Niagara Falls converting parking lot, former farmer’s market into affordable-housing development

Share:

The City of Niagara Falls is decommissioning the former farmers market building on Park Street and remediating the soil in preparation of a project that will include affordable-housing units.

Council has awarded a $733,800 contract to Baiocco Construction Corp., and appointed Dragun Corp. for contract administration, inspection, and environmental oversight for $191,600.

In May 2019, council directed staff to work with Niagara Region to issue a joint request for proposals for the construction of an affordable-housing project at 4500 Park St. The city’s contribution is to provide the Region with a clean parcel of land.

Staff have worked with Dragun Corp. on environmental investigations and the preparation of tender documents to decommission the existing market building and remediate contaminated soils in support of filing a Record of Site Condition.

The partnership between the city, Region and Niagara Regional Housing could lead to 200 to 300 affordable-housing units being built at the Park Street site, which is a city-owned parking lot and former farmers market.

Mayor Jim Diodati said for the downtown to be successful, it needs more people living there.

“We’ve rezoned the downtown to create more density, so you’re going to see condos, apartments, you’re going to see more people living there and with more people living there, you’re going to require more amenities,” he said.

Diodati said only 20 to 25 per cent of the units will be for affordable housing — the rest will be made available for market rent.

“This is going to be one piece of the puzzle for the downtown. We’ve got the GO happening now. We’re extending Thorold Stone Road to the downtown, to the roundabout we’re about to build on the corner of Victoria (Avenue) and Bridge (Street). We’re going to (make) streetscape improvements around the GO train and the bus station.”

Region Chair Jim Bradley said a lot of developments of this nature are combined affordable and regular units.

“It’s extremely important to see the city working with the Region and the Region working with the private and non-profit sector — that’s what actually is going to end up making enough affordable housing units to make some significant progress,” he said.

“Tax breaks and breaks on development charges are a way that municipalities can, in a combination in this case between the Region and Niagara Falls, make it attractive for the private sector to get involved in the build, and ultimately provide affordable housing to a segment of the population … who otherwise would not be able to go into housing of their own.”

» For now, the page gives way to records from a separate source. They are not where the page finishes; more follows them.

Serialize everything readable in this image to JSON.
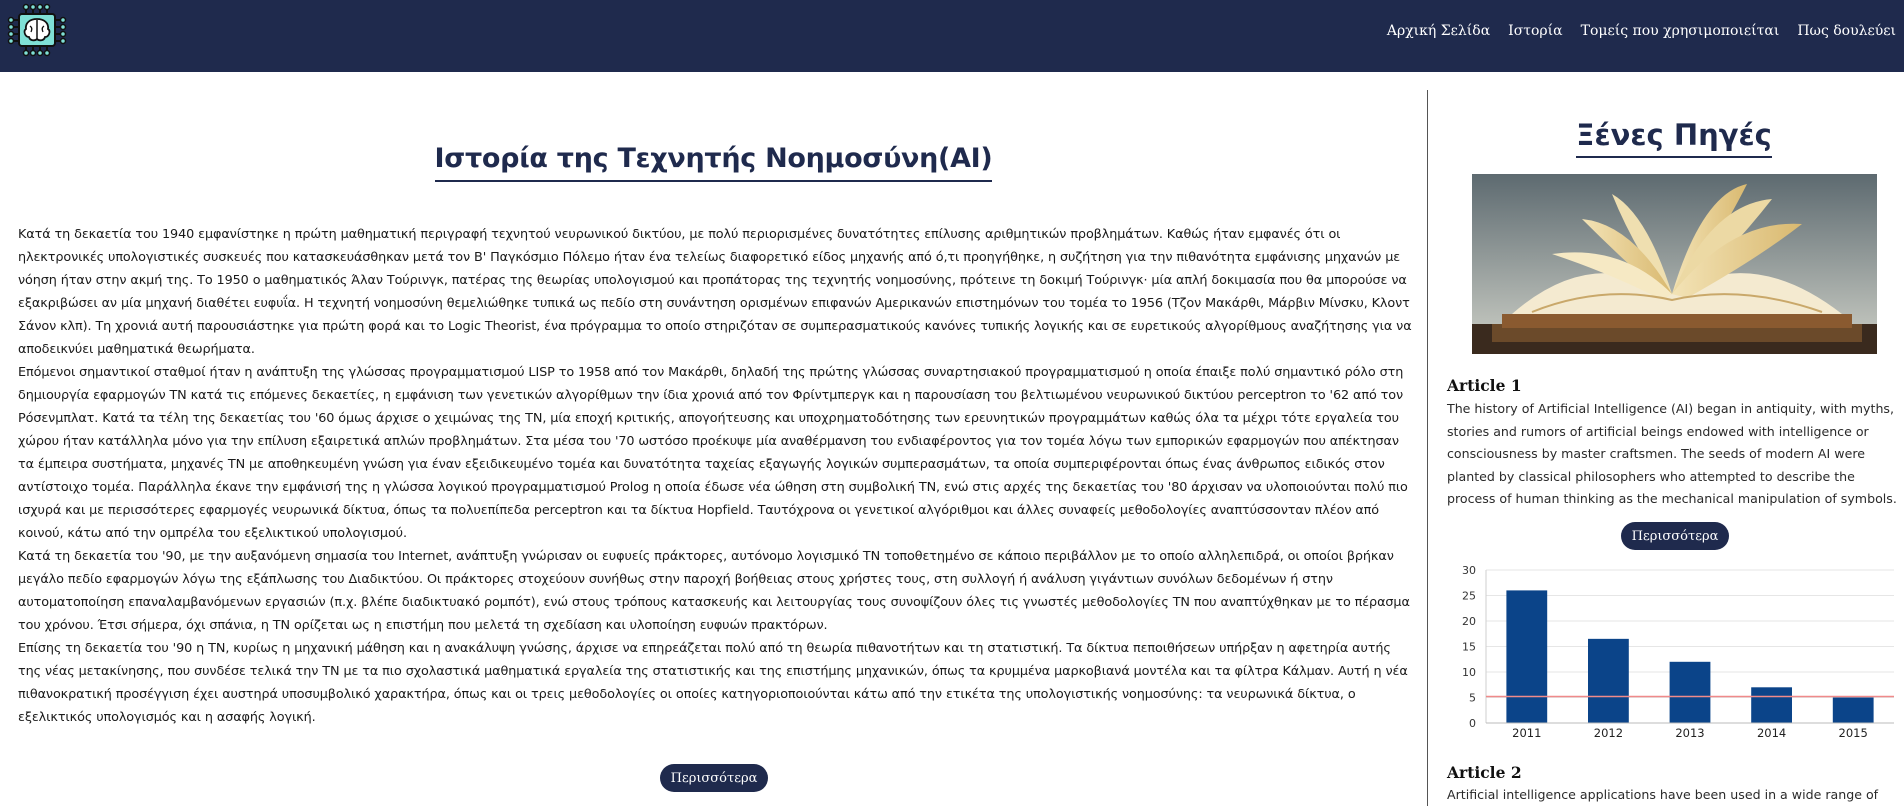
{
  "nav": {
    "logo_alt": "brain chip logo",
    "links": [
      "Αρχική Σελίδα",
      "Ιστορία",
      "Τομείς που χρησιμοποιείται",
      "Πως δουλεύει"
    ]
  },
  "main": {
    "title": "Ιστορία της Τεχνητής Νοημοσύνη(AI)",
    "paragraphs": [
      "Κατά τη δεκαετία του 1940 εμφανίστηκε η πρώτη μαθηματική περιγραφή τεχνητού νευρωνικού δικτύου, με πολύ περιορισμένες δυνατότητες επίλυσης αριθμητικών προβλημάτων. Καθώς ήταν εμφανές ότι οι ηλεκτρονικές υπολογιστικές συσκευές που κατασκευάσθηκαν μετά τον Β' Παγκόσμιο Πόλεμο ήταν ένα τελείως διαφορετικό είδος μηχανής από ό,τι προηγήθηκε, η συζήτηση για την πιθανότητα εμφάνισης μηχανών με νόηση ήταν στην ακμή της. Το 1950 ο μαθηματικός Άλαν Τούρινγκ, πατέρας της θεωρίας υπολογισμού και προπάτορας της τεχνητής νοημοσύνης, πρότεινε τη δοκιμή Τούρινγκ· μία απλή δοκιμασία που θα μπορούσε να εξακριβώσει αν μία μηχανή διαθέτει ευφυΐα. Η τεχνητή νοημοσύνη θεμελιώθηκε τυπικά ως πεδίο στη συνάντηση ορισμένων επιφανών Αμερικανών επιστημόνων του τομέα το 1956 (Τζον Μακάρθι, Μάρβιν Μίνσκυ, Κλοντ Σάνον κλπ). Τη χρονιά αυτή παρουσιάστηκε για πρώτη φορά και το Logic Theorist, ένα πρόγραμμα το οποίο στηριζόταν σε συμπερασματικούς κανόνες τυπικής λογικής και σε ευρετικούς αλγορίθμους αναζήτησης για να αποδεικνύει μαθηματικά θεωρήματα.",
      "Επόμενοι σημαντικοί σταθμοί ήταν η ανάπτυξη της γλώσσας προγραμματισμού LISP το 1958 από τον Μακάρθι, δηλαδή της πρώτης γλώσσας συναρτησιακού προγραμματισμού η οποία έπαιξε πολύ σημαντικό ρόλο στη δημιουργία εφαρμογών ΤΝ κατά τις επόμενες δεκαετίες, η εμφάνιση των γενετικών αλγορίθμων την ίδια χρονιά από τον Φρίντμπεργκ και η παρουσίαση του βελτιωμένου νευρωνικού δικτύου perceptron το '62 από τον Ρόσενμπλατ. Κατά τα τέλη της δεκαετίας του '60 όμως άρχισε ο χειμώνας της ΤΝ, μία εποχή κριτικής, απογοήτευσης και υποχρηματοδότησης των ερευνητικών προγραμμάτων καθώς όλα τα μέχρι τότε εργαλεία του χώρου ήταν κατάλληλα μόνο για την επίλυση εξαιρετικά απλών προβλημάτων. Στα μέσα του '70 ωστόσο προέκυψε μία αναθέρμανση του ενδιαφέροντος για τον τομέα λόγω των εμπορικών εφαρμογών που απέκτησαν τα έμπειρα συστήματα, μηχανές ΤΝ με αποθηκευμένη γνώση για έναν εξειδικευμένο τομέα και δυνατότητα ταχείας εξαγωγής λογικών συμπερασμάτων, τα οποία συμπεριφέρονται όπως ένας άνθρωπος ειδικός στον αντίστοιχο τομέα. Παράλληλα έκανε την εμφάνισή της η γλώσσα λογικού προγραμματισμού Prolog η οποία έδωσε νέα ώθηση στη συμβολική ΤΝ, ενώ στις αρχές της δεκαετίας του '80 άρχισαν να υλοποιούνται πολύ πιο ισχυρά και με περισσότερες εφαρμογές νευρωνικά δίκτυα, όπως τα πολυεπίπεδα perceptron και τα δίκτυα Hopfield. Ταυτόχρονα οι γενετικοί αλγόριθμοι και άλλες συναφείς μεθοδολογίες αναπτύσσονταν πλέον από κοινού, κάτω από την ομπρέλα του εξελικτικού υπολογισμού.",
      "Κατά τη δεκαετία του '90, με την αυξανόμενη σημασία του Internet, ανάπτυξη γνώρισαν οι ευφυείς πράκτορες, αυτόνομο λογισμικό ΤΝ τοποθετημένο σε κάποιο περιβάλλον με το οποίο αλληλεπιδρά, οι οποίοι βρήκαν μεγάλο πεδίο εφαρμογών λόγω της εξάπλωσης του Διαδικτύου. Οι πράκτορες στοχεύουν συνήθως στην παροχή βοήθειας στους χρήστες τους, στη συλλογή ή ανάλυση γιγάντιων συνόλων δεδομένων ή στην αυτοματοποίηση επαναλαμβανόμενων εργασιών (π.χ. βλέπε διαδικτυακό ρομπότ), ενώ στους τρόπους κατασκευής και λειτουργίας τους συνοψίζουν όλες τις γνωστές μεθοδολογίες ΤΝ που αναπτύχθηκαν με το πέρασμα του χρόνου. Έτσι σήμερα, όχι σπάνια, η ΤΝ ορίζεται ως η επιστήμη που μελετά τη σχεδίαση και υλοποίηση ευφυών πρακτόρων.",
      "Επίσης τη δεκαετία του '90 η ΤΝ, κυρίως η μηχανική μάθηση και η ανακάλυψη γνώσης, άρχισε να επηρεάζεται πολύ από τη θεωρία πιθανοτήτων και τη στατιστική. Τα δίκτυα πεποιθήσεων υπήρξαν η αφετηρία αυτής της νέας μετακίνησης, που συνδέσε τελικά την ΤΝ με τα πιο σχολαστικά μαθηματικά εργαλεία της στατιστικής και της επιστήμης μηχανικών, όπως τα κρυμμένα μαρκοβιανά μοντέλα και τα φίλτρα Κάλμαν. Αυτή η νέα πιθανοκρατική προσέγγιση έχει αυστηρά υποσυμβολικό χαρακτήρα, όπως και οι τρεις μεθοδολογίες οι οποίες κατηγοριοποιούνται κάτω από την ετικέτα της υπολογιστικής νοημοσύνης: τα νευρωνικά δίκτυα, ο εξελικτικός υπολογισμός και η ασαφής λογική."
    ],
    "more_label": "Περισσότερα"
  },
  "sidebar": {
    "title": "Ξένες Πηγές",
    "image_alt": "open book",
    "article1": {
      "title": "Article 1",
      "body": "The history of Artificial Intelligence (AI) began in antiquity, with myths, stories and rumors of artificial beings endowed with intelligence or consciousness by master craftsmen. The seeds of modern AI were planted by classical philosophers who attempted to describe the process of human thinking as the mechanical manipulation of symbols.",
      "more_label": "Περισσότερα"
    },
    "article2": {
      "title": "Article 2",
      "body": "Artificial intelligence applications have been used in a wide range of fields"
    }
  },
  "chart_data": {
    "type": "bar",
    "categories": [
      "2011",
      "2012",
      "2013",
      "2014",
      "2015"
    ],
    "values": [
      26,
      16.5,
      12,
      7,
      5
    ],
    "ylim": [
      0,
      30
    ],
    "yticks": [
      "0",
      "5",
      "10",
      "15",
      "20",
      "25",
      "30"
    ],
    "reference_line": 5.2,
    "bar_color": "#0b4489",
    "reference_color": "#f08a8a",
    "grid": true,
    "title": "",
    "xlabel": "",
    "ylabel": ""
  }
}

City staff said environmental site assessments have confirmed the presence of various petroleum impacts and metals contamination in the soils of the Park Street property, as well as evidence of past and possibly present underground storage tanks.